◆ **EXERCISE OBJECTIVE**
Write out the whole listing below so that every line matches exactly.

◆ **PROVIDED INFORMATION**
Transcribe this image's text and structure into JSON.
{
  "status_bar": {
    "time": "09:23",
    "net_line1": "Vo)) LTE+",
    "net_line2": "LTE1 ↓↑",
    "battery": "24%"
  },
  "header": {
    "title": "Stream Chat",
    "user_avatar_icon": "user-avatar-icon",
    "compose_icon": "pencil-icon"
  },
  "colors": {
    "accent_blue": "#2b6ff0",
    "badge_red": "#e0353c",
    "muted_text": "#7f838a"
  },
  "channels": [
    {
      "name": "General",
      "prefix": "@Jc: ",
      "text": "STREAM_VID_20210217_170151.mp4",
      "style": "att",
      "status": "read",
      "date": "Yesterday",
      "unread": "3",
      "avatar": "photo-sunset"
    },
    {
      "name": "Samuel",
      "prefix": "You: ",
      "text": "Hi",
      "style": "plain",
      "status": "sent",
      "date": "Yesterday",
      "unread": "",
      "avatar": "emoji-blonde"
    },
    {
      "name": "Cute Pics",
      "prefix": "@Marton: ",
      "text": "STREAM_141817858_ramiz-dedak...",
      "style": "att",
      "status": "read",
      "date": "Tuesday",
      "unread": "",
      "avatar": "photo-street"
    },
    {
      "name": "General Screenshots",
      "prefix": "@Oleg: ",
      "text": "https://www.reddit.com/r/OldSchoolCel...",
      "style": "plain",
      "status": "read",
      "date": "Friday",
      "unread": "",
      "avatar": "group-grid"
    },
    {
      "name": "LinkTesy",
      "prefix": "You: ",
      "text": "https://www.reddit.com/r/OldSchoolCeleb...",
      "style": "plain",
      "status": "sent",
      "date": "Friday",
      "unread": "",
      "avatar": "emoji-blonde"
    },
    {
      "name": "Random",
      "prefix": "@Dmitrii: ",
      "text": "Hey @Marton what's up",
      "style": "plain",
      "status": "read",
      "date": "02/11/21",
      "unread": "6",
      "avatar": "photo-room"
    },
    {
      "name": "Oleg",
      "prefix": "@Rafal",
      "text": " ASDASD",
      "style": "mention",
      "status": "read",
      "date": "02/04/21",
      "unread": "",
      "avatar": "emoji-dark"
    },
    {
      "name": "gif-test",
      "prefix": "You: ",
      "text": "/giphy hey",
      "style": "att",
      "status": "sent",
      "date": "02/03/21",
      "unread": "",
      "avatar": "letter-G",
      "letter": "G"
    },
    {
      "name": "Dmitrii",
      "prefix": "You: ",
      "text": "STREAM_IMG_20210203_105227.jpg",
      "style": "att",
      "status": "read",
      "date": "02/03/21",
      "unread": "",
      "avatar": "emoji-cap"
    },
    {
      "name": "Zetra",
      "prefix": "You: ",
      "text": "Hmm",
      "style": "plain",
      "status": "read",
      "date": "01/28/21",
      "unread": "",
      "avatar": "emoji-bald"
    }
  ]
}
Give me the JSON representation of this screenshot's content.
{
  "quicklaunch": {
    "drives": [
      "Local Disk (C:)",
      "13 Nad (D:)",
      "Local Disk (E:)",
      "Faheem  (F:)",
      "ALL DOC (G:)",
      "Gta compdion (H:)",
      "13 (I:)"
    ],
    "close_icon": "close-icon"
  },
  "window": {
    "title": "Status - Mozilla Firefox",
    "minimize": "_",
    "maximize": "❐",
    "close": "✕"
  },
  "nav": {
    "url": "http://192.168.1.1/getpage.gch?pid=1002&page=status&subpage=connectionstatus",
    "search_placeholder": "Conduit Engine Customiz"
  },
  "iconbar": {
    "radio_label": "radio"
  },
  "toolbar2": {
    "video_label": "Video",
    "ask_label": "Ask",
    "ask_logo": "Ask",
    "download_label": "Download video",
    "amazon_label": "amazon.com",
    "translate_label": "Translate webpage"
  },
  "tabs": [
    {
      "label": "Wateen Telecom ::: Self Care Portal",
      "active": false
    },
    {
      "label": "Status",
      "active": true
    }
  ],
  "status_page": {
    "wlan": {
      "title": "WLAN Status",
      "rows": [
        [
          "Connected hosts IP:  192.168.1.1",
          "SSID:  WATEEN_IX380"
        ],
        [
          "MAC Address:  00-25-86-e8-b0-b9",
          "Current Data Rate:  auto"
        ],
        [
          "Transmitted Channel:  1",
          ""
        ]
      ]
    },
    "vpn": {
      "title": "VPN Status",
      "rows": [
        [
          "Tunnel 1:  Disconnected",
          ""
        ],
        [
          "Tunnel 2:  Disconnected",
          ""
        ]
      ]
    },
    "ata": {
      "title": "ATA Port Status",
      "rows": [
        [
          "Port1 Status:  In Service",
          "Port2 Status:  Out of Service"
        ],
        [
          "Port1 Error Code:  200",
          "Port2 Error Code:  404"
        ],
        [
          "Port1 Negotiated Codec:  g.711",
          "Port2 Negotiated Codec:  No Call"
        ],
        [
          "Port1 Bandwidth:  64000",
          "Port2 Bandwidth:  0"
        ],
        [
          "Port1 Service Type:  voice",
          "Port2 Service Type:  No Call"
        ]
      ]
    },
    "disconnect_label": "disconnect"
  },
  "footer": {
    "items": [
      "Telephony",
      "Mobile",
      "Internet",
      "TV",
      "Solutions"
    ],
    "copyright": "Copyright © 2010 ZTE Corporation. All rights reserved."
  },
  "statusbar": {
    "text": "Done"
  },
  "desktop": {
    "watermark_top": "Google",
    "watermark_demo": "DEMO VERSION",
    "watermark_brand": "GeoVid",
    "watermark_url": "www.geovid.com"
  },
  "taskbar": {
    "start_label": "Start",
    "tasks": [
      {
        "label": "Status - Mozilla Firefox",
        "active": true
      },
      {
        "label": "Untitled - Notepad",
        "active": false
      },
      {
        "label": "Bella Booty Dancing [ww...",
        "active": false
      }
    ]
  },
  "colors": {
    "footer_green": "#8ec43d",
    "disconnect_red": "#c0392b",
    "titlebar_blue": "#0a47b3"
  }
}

◆ **SOLUTION**
Transcribe this image's text and structure into JSON.
{
  "status_bar": {
    "time": "09:23",
    "net_line1": "Vo)) LTE+",
    "net_line2": "LTE1 ↓↑",
    "battery": "24%"
  },
  "header": {
    "title": "Stream Chat",
    "user_avatar_icon": "user-avatar-icon",
    "compose_icon": "pencil-icon"
  },
  "colors": {
    "accent_blue": "#2b6ff0",
    "badge_red": "#e0353c",
    "muted_text": "#7f838a"
  },
  "channels": [
    {
      "name": "General",
      "prefix": "@Jc: ",
      "text": "STREAM_VID_20210217_170151.mp4",
      "style": "att",
      "status": "read",
      "date": "Yesterday",
      "unread": "3",
      "avatar": "photo-sunset"
    },
    {
      "name": "Samuel",
      "prefix": "You: ",
      "text": "Hi",
      "style": "plain",
      "status": "sent",
      "date": "Yesterday",
      "unread": "",
      "avatar": "emoji-blonde"
    },
    {
      "name": "Cute Pics",
      "prefix": "@Marton: ",
      "text": "STREAM_141817858_ramiz-dedak...",
      "style": "att",
      "status": "read",
      "date": "Tuesday",
      "unread": "",
      "avatar": "photo-street"
    },
    {
      "name": "General Screenshots",
      "prefix": "@Oleg: ",
      "text": "https://www.reddit.com/r/OldSchoolCel...",
      "style": "plain",
      "status": "read",
      "date": "Friday",
      "unread": "",
      "avatar": "group-grid"
    },
    {
      "name": "LinkTesy",
      "prefix": "You: ",
      "text": "https://www.reddit.com/r/OldSchoolCeleb...",
      "style": "plain",
      "status": "sent",
      "date": "Friday",
      "unread": "",
      "avatar": "emoji-blonde"
    },
    {
      "name": "Random",
      "prefix": "@Dmitrii: ",
      "text": "Hey @Marton what's up",
      "style": "plain",
      "status": "read",
      "date": "02/11/21",
      "unread": "6",
      "avatar": "photo-room"
    },
    {
      "name": "Oleg",
      "prefix": "@Rafal",
      "text": " ASDASD",
      "style": "mention",
      "status": "read",
      "date": "02/04/21",
      "unread": "",
      "avatar": "emoji-dark"
    },
    {
      "name": "gif-test",
      "prefix": "You: ",
      "text": "/giphy hey",
      "style": "att",
      "status": "sent",
      "date": "02/03/21",
      "unread": "",
      "avatar": "letter-G",
      "letter": "G"
    },
    {
      "name": "Dmitrii",
      "prefix": "You: ",
      "text": "STREAM_IMG_20210203_105227.jpg",
      "style": "att",
      "status": "read",
      "date": "02/03/21",
      "unread": "",
      "avatar": "emoji-cap"
    },
    {
      "name": "Zetra",
      "prefix": "You: ",
      "text": "Hmm",
      "style": "plain",
      "status": "read",
      "date": "01/28/21",
      "unread": "",
      "avatar": "emoji-bald"
    }
  ]
}
Give me the JSON representation of this screenshot's content.
{
  "quicklaunch": {
    "drives": [
      "Local Disk (C:)",
      "13 Nad (D:)",
      "Local Disk (E:)",
      "Faheem  (F:)",
      "ALL DOC (G:)",
      "Gta compdion (H:)",
      "13 (I:)"
    ],
    "close_icon": "close-icon"
  },
  "window": {
    "title": "Status - Mozilla Firefox",
    "minimize": "_",
    "maximize": "❐",
    "close": "✕"
  },
  "nav": {
    "url": "http://192.168.1.1/getpage.gch?pid=1002&page=status&subpage=connectionstatus",
    "search_placeholder": "Conduit Engine Customiz"
  },
  "iconbar": {
    "radio_label": "radio"
  },
  "toolbar2": {
    "video_label": "Video",
    "ask_label": "Ask",
    "ask_logo": "Ask",
    "download_label": "Download video",
    "amazon_label": "amazon.com",
    "translate_label": "Translate webpage"
  },
  "tabs": [
    {
      "label": "Wateen Telecom ::: Self Care Portal",
      "active": false
    },
    {
      "label": "Status",
      "active": true
    }
  ],
  "status_page": {
    "wlan": {
      "title": "WLAN Status",
      "rows": [
        [
          "Connected hosts IP:  192.168.1.1",
          "SSID:  WATEEN_IX380"
        ],
        [
          "MAC Address:  00-25-86-e8-b0-b9",
          "Current Data Rate:  auto"
        ],
        [
          "Transmitted Channel:  1",
          ""
        ]
      ]
    },
    "vpn": {
      "title": "VPN Status",
      "rows": [
        [
          "Tunnel 1:  Disconnected",
          ""
        ],
        [
          "Tunnel 2:  Disconnected",
          ""
        ]
      ]
    },
    "ata": {
      "title": "ATA Port Status",
      "rows": [
        [
          "Port1 Status:  In Service",
          "Port2 Status:  Out of Service"
        ],
        [
          "Port1 Error Code:  200",
          "Port2 Error Code:  404"
        ],
        [
          "Port1 Negotiated Codec:  g.711",
          "Port2 Negotiated Codec:  No Call"
        ],
        [
          "Port1 Bandwidth:  64000",
          "Port2 Bandwidth:  0"
        ],
        [
          "Port1 Service Type:  voice",
          "Port2 Service Type:  No Call"
        ]
      ]
    },
    "disconnect_label": "disconnect"
  },
  "footer": {
    "items": [
      "Telephony",
      "Mobile",
      "Internet",
      "TV",
      "Solutions"
    ],
    "copyright": "Copyright © 2010 ZTE Corporation. All rights reserved."
  },
  "statusbar": {
    "text": "Done"
  },
  "desktop": {
    "watermark_top": "Google",
    "watermark_demo": "DEMO VERSION",
    "watermark_brand": "GeoVid",
    "watermark_url": "www.geovid.com"
  },
  "taskbar": {
    "start_label": "Start",
    "tasks": [
      {
        "label": "Status - Mozilla Firefox",
        "active": true
      },
      {
        "label": "Untitled - Notepad",
        "active": false
      },
      {
        "label": "Bella Booty Dancing [ww...",
        "active": false
      }
    ]
  },
  "colors": {
    "footer_green": "#8ec43d",
    "disconnect_red": "#c0392b",
    "titlebar_blue": "#0a47b3"
  }
}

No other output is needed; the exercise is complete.